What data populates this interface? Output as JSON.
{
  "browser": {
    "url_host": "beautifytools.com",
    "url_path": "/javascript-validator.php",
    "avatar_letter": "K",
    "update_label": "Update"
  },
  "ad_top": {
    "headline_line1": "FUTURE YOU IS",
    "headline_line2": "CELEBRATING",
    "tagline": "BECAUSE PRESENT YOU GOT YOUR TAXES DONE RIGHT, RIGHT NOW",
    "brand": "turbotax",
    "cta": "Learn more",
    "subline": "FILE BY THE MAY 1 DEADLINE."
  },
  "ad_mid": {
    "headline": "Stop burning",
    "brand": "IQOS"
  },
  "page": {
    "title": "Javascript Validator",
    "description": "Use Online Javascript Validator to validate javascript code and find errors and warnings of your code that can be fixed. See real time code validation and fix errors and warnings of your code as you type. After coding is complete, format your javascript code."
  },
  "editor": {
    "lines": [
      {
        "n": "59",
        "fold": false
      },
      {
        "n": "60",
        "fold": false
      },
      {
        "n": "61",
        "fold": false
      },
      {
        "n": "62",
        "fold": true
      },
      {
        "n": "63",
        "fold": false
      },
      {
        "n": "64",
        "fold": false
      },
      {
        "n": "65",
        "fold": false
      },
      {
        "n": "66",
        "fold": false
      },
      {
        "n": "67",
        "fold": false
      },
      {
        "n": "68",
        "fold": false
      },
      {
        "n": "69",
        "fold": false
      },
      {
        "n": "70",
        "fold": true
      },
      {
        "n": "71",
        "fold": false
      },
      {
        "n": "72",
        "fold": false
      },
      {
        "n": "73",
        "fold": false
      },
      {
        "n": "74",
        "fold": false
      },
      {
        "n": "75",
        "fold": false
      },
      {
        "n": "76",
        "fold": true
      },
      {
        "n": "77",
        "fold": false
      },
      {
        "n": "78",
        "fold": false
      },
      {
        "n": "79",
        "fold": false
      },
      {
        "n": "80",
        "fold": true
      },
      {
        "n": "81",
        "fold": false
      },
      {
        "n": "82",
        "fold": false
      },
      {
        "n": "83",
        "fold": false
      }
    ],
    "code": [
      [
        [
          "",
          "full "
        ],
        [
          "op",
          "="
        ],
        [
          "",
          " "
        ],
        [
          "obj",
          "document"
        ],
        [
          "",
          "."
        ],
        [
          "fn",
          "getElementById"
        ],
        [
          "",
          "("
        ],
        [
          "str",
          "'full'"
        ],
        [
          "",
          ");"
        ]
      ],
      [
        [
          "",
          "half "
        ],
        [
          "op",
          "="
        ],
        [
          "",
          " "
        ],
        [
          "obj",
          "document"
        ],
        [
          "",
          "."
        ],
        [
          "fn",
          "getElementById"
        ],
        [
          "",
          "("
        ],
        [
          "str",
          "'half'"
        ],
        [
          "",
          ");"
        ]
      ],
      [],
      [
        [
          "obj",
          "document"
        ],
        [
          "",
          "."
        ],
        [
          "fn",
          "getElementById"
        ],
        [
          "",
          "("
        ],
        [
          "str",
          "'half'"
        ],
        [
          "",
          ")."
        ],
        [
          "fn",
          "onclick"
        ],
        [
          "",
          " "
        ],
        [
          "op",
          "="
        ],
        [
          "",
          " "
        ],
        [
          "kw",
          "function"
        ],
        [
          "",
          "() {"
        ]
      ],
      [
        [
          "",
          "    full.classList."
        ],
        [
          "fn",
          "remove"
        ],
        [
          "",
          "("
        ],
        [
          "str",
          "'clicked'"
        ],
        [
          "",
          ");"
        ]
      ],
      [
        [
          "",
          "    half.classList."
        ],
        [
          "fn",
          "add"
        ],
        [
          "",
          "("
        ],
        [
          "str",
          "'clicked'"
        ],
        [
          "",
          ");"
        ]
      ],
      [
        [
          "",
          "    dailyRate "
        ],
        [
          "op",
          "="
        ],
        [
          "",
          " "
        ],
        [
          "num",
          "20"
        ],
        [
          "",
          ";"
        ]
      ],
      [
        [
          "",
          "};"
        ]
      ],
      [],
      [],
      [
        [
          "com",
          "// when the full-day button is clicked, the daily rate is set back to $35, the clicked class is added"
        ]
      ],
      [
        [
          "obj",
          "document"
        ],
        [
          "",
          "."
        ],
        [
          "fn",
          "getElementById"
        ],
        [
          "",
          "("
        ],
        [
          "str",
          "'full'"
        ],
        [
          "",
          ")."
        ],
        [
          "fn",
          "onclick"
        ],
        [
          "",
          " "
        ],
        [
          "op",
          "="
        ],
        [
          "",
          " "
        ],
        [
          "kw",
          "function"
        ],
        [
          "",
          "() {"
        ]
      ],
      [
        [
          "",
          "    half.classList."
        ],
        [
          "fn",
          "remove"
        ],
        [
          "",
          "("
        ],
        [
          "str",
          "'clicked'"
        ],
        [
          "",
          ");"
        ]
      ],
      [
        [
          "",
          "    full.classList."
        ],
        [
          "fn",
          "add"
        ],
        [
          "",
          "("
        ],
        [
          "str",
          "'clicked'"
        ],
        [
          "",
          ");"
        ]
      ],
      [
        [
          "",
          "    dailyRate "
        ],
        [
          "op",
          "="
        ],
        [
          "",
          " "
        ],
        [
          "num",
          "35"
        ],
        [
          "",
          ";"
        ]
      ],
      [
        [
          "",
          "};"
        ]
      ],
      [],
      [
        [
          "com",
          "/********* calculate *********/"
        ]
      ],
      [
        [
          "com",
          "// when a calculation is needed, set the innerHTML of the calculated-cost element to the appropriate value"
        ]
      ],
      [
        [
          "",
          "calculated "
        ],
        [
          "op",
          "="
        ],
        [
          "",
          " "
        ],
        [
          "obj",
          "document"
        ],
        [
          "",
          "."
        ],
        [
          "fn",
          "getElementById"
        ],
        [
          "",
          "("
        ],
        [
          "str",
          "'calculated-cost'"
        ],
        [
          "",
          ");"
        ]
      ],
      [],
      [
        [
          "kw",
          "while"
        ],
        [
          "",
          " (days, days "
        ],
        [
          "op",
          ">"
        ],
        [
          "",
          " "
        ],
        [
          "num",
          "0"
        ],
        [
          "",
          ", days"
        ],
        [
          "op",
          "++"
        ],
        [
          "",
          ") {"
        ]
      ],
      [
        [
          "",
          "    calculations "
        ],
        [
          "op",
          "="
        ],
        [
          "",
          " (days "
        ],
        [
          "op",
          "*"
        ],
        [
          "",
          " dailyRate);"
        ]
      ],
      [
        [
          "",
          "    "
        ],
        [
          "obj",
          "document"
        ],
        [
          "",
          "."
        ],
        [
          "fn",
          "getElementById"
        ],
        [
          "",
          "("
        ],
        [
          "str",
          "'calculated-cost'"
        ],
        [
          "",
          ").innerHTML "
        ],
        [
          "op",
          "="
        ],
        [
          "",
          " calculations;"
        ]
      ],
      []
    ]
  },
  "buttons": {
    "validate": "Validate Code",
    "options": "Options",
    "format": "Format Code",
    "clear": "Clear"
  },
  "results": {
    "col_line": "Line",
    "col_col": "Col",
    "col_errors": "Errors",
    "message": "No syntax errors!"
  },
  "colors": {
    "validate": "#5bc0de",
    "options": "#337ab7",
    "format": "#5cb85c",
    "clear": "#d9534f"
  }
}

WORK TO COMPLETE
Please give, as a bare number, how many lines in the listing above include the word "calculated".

RESULT
4